-- EXERCISE --
Pull every line holding the string "link" from the records below.

-- INPUT RECORDS --
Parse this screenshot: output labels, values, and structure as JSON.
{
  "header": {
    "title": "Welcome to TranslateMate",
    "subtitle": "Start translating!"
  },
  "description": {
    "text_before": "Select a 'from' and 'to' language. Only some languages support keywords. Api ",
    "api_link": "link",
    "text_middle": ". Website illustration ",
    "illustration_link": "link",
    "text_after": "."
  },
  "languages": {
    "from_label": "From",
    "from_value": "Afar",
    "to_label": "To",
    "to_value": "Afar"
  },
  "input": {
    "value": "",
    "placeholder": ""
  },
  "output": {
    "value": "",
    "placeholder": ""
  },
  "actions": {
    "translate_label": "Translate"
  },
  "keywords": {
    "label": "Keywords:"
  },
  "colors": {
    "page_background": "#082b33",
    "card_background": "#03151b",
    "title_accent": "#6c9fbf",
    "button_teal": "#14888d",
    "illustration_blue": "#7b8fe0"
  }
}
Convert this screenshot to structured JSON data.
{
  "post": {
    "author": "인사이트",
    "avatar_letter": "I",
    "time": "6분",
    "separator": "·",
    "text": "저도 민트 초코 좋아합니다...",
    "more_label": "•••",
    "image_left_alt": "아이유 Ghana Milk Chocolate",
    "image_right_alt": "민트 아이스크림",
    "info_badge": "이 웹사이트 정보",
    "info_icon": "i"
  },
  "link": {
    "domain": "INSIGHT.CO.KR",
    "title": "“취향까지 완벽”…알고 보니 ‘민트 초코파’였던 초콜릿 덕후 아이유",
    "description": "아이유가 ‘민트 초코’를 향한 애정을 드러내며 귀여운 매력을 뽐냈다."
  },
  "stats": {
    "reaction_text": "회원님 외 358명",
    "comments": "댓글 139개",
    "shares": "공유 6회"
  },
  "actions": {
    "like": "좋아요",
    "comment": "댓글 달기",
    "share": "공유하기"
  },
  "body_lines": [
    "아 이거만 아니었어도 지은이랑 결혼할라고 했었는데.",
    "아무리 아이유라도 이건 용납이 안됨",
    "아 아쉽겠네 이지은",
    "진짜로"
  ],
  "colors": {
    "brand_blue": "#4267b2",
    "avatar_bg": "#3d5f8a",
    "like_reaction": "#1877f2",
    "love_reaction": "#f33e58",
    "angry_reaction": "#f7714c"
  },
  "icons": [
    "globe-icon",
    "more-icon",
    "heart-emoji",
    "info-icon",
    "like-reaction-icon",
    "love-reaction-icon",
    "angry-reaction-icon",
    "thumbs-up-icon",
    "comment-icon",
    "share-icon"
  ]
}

-- TASK SOLUTION --
    "api_link": "link",
    "illustration_link": "link",
  "link": {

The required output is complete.